- Contributing to press articles and giving interviews regarding diseases and treatments which may have the effect of advertising or soliciting practices. However, medical practitioners are free to write to the press under their own name on matters of public health and hygienic living. They can also deliver public lectures and talks under their own name, and announce the same in the press.
- Disclosing the secrets of a patient that have been learnt in the exercise of their profession. However, disclosure is allowed:
- in a court of law under orders of the presiding judicial officer;
- in circumstances where there is a serious and identified risk to a specific person and /or community; and
- in case of notifiable diseases.
- Publishing photographs or case reports of patients without their permission. For instance, a doctor cannot publish the patients identity in any medical or other journal in a manner. However, if the identity is not disclosed, the consent is not needed.
Refusing patient treatments
- Refusing only on religious grounds to give assistance in or conduct of sterility*, birth control, circumcision and medical termination of pregnancy when there is medical reason to do so. However, practitioners may refuse to do so if they believe that they are incompetent for the same.
Conducting operations or treatments
- Conducting operations without obtaining written consent from the husband or wife, parent or guardian in the case of a minor, or the patients themselves. Additionally, consent of both husband and wife is required in operations that result in sterility.
- Conducting in vitro fertilization or artificial insemination without the informed consent of the female patient, her spouse and the donor. However, the female patient should give written consent. Providing sufficient information about purpose, methods, risks, inconveniences, disappointments of the procedure and possible risks and hazards is also a duty of a doctor.
Further, this is not a complete and exhaustive list of all kinds of professional misconduct.

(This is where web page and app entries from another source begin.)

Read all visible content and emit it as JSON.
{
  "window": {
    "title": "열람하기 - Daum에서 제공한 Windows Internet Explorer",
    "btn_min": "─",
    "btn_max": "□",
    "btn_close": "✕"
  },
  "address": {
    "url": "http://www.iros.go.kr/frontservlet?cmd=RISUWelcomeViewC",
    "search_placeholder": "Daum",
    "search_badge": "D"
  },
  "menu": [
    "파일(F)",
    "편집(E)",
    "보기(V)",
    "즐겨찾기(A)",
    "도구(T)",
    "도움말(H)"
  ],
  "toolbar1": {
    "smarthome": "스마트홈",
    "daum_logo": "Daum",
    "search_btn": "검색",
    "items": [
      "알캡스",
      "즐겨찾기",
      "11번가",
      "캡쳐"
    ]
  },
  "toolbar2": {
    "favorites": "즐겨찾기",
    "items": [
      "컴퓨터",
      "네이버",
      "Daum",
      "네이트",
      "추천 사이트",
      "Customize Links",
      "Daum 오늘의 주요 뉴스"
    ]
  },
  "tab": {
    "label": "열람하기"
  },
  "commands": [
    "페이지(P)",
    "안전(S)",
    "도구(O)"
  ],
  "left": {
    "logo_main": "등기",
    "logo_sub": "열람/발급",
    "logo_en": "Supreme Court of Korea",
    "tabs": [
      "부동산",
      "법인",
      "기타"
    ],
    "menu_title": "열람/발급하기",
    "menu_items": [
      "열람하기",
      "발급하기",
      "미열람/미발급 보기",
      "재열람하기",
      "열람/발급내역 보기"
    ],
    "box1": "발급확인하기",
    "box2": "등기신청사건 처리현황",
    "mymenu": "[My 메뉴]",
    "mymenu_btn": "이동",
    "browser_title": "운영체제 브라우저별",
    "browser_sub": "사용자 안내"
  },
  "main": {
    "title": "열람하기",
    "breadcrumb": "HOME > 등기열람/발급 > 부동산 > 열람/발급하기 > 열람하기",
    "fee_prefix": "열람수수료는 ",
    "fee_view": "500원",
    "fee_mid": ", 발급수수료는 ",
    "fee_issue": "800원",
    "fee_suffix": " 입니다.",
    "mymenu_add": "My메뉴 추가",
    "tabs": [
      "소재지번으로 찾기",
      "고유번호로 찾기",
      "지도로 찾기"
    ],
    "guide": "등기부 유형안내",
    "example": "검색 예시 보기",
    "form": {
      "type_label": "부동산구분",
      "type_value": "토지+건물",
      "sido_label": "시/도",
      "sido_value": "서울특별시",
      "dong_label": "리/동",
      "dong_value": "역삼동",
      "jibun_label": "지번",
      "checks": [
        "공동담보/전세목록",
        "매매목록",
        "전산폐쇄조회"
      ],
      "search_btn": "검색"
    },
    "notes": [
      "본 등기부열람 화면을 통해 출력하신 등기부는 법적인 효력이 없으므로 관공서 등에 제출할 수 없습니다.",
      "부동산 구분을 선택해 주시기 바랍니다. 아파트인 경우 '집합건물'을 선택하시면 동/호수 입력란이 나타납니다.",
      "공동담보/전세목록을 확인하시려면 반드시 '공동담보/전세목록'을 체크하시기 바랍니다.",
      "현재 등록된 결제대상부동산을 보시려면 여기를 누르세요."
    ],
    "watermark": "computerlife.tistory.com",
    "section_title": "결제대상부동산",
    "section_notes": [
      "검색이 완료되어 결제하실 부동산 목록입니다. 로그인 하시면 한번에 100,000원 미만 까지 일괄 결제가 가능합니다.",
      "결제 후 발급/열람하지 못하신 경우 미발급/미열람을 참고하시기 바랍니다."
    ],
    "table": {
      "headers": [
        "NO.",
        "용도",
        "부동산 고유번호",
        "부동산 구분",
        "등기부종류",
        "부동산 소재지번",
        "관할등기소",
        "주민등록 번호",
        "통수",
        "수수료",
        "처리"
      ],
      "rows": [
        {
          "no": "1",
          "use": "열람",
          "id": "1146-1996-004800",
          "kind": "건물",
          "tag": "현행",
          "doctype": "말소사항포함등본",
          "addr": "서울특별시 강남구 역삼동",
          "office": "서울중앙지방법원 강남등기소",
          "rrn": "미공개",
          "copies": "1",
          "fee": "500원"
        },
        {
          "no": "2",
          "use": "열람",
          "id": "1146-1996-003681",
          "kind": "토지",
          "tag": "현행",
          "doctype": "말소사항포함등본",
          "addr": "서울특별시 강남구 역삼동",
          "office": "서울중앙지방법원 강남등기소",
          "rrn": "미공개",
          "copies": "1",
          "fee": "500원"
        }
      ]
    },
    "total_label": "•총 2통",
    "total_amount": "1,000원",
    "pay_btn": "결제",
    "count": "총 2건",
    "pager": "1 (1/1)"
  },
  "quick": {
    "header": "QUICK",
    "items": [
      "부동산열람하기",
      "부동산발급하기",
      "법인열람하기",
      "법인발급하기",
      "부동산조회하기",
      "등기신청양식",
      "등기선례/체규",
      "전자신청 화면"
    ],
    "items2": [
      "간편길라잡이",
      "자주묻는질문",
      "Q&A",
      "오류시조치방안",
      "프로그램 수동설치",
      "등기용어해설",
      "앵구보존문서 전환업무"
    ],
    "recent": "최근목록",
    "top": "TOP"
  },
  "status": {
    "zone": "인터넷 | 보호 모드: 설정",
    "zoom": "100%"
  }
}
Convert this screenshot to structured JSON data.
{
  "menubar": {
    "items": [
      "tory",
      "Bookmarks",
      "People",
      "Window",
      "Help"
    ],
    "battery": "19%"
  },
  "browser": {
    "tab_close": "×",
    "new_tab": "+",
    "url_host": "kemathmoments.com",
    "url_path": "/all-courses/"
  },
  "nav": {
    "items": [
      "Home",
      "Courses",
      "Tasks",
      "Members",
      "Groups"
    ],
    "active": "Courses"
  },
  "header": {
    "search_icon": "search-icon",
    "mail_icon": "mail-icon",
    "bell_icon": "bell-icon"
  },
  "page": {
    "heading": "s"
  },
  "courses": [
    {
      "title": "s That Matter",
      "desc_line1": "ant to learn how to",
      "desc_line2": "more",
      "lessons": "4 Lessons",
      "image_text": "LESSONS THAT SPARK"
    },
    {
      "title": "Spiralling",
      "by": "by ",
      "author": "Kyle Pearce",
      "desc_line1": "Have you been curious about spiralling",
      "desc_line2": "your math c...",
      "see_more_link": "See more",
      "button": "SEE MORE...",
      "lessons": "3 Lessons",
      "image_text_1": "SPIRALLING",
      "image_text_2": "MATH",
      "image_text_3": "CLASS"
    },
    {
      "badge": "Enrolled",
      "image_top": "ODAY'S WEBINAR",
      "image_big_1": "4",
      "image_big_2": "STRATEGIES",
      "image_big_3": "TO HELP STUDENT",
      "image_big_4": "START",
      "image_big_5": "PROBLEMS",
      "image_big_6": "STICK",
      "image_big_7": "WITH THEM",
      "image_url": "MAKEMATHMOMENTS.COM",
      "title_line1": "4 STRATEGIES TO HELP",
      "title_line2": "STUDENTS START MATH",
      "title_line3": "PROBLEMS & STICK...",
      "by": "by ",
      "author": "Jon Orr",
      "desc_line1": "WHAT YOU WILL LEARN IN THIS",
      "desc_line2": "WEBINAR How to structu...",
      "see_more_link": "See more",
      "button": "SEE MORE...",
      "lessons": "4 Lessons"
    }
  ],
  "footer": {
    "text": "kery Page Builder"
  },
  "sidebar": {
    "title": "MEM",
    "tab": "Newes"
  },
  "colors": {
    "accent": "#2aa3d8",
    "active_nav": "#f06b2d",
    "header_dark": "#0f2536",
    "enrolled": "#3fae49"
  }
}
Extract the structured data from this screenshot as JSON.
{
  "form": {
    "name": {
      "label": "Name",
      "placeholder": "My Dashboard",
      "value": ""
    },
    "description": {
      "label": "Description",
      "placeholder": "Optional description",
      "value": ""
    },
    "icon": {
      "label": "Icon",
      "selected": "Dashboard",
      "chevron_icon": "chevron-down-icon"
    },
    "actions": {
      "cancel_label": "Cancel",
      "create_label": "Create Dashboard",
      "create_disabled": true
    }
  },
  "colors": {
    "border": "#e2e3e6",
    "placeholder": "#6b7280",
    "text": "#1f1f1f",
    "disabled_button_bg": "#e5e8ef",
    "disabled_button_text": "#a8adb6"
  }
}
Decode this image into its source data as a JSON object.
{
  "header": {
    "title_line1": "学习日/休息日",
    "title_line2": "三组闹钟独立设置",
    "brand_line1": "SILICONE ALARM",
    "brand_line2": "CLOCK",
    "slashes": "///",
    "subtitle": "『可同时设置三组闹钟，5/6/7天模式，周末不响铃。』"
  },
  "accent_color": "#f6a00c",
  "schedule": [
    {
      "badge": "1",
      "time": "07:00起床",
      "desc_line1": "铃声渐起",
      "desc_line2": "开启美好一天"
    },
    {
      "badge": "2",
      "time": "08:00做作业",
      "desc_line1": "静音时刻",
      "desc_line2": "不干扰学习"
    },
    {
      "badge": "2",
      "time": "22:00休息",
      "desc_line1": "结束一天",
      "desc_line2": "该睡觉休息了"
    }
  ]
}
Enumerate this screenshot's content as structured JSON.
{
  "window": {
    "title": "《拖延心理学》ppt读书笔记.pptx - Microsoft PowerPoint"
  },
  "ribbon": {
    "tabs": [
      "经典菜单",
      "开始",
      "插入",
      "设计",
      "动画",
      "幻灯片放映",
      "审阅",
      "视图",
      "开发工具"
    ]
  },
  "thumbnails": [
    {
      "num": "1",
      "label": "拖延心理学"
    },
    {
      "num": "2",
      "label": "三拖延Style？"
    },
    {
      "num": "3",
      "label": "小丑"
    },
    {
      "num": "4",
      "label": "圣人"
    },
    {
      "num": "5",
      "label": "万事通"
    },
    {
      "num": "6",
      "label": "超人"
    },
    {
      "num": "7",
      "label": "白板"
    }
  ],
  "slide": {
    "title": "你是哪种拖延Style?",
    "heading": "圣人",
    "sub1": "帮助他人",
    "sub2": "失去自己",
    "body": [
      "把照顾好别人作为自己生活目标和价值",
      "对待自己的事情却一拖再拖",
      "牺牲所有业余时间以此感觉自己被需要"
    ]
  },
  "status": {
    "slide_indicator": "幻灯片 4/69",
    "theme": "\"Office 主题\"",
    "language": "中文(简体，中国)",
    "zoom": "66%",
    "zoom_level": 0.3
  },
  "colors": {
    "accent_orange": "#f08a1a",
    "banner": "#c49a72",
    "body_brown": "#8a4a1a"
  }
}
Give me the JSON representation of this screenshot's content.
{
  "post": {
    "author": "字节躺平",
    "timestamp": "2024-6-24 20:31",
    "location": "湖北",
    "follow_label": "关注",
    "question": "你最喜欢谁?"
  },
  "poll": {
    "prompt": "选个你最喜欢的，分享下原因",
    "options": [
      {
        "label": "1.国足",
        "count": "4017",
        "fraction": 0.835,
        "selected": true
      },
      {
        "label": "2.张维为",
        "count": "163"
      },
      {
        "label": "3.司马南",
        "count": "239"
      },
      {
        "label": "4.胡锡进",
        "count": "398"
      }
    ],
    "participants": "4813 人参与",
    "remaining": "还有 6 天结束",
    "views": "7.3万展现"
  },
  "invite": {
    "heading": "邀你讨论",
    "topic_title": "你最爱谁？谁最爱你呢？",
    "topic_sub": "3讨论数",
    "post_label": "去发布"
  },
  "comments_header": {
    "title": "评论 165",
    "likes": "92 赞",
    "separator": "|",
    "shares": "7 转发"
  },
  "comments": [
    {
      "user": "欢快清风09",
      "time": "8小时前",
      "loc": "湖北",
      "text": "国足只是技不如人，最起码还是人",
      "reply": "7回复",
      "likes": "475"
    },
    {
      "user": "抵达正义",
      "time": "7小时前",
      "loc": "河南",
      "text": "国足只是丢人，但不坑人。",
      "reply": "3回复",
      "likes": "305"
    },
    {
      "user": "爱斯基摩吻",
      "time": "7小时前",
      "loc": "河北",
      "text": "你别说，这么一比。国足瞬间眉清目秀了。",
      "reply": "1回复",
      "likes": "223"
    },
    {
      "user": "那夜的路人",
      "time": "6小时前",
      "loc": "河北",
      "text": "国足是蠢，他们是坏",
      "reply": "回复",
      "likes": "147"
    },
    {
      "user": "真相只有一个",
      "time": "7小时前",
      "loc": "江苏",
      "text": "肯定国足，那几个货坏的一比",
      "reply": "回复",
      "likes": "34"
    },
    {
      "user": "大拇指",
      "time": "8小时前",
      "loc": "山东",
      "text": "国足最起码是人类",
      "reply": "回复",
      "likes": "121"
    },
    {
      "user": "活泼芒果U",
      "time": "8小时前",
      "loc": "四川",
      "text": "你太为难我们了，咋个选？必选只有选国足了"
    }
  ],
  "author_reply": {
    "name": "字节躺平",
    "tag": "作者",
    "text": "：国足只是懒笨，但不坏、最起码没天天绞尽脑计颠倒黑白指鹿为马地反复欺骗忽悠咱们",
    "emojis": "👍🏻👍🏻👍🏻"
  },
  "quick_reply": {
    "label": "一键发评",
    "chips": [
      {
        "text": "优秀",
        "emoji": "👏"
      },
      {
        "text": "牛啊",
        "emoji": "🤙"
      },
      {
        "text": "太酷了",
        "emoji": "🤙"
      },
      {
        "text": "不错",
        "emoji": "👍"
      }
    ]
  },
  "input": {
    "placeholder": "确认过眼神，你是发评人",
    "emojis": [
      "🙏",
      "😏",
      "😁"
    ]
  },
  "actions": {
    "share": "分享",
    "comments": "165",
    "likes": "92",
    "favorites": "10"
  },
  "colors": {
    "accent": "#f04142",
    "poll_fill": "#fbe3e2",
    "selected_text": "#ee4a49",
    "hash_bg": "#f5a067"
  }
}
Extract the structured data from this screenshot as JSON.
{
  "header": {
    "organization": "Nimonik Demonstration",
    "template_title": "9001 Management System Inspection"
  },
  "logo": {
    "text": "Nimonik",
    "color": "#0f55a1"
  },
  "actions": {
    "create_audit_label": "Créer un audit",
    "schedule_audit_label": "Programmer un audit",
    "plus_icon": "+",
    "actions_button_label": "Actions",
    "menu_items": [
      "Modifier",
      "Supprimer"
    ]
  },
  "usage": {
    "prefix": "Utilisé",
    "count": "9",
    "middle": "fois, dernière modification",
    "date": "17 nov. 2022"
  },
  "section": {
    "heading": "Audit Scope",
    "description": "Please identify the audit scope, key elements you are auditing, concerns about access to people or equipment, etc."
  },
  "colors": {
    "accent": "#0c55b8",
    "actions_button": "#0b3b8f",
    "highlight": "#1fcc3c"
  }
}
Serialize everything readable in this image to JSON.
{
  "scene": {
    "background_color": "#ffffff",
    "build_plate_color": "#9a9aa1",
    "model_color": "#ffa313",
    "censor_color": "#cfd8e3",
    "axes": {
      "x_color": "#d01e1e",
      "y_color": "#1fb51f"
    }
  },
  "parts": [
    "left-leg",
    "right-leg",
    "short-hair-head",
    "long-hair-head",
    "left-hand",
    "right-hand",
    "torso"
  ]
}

Circumstances that are not mentioned above may also qualify as professional misconduct and the responsible medical council can take action on the same.
You can file any complaint with regard to professional misconduct to the State Medical Council or Medical Council of India for disciplinary action. The list of all the State Medical Councils in India can be found here.
Procedure to complain
If the State Medical Council has not decided upon a complaint for over six months, the complainant can approach the Medical Council of India (MCI). Additionally, the MCI has the power to withdraw the case from the State Council and transfer it to themselves.
If a person is not satisfied by the decision of a State Medical Council, they may go to the MCI to challenge the decision within 60 days from receiving the order by the Council. However, if 60 days have passed, then the MCI may or may not accept the complaint of the aggrieved person.
Once a complaint is received, the relevant Medical Council will hear the practitioner. Further, if the person is found guilty, the punishment will be determined by the Council. For instance, it can direct the name of the practitioner to be removed from the corresponding register altogether, or for a specified time period. This means that the practitioner will not be able to practice for that period.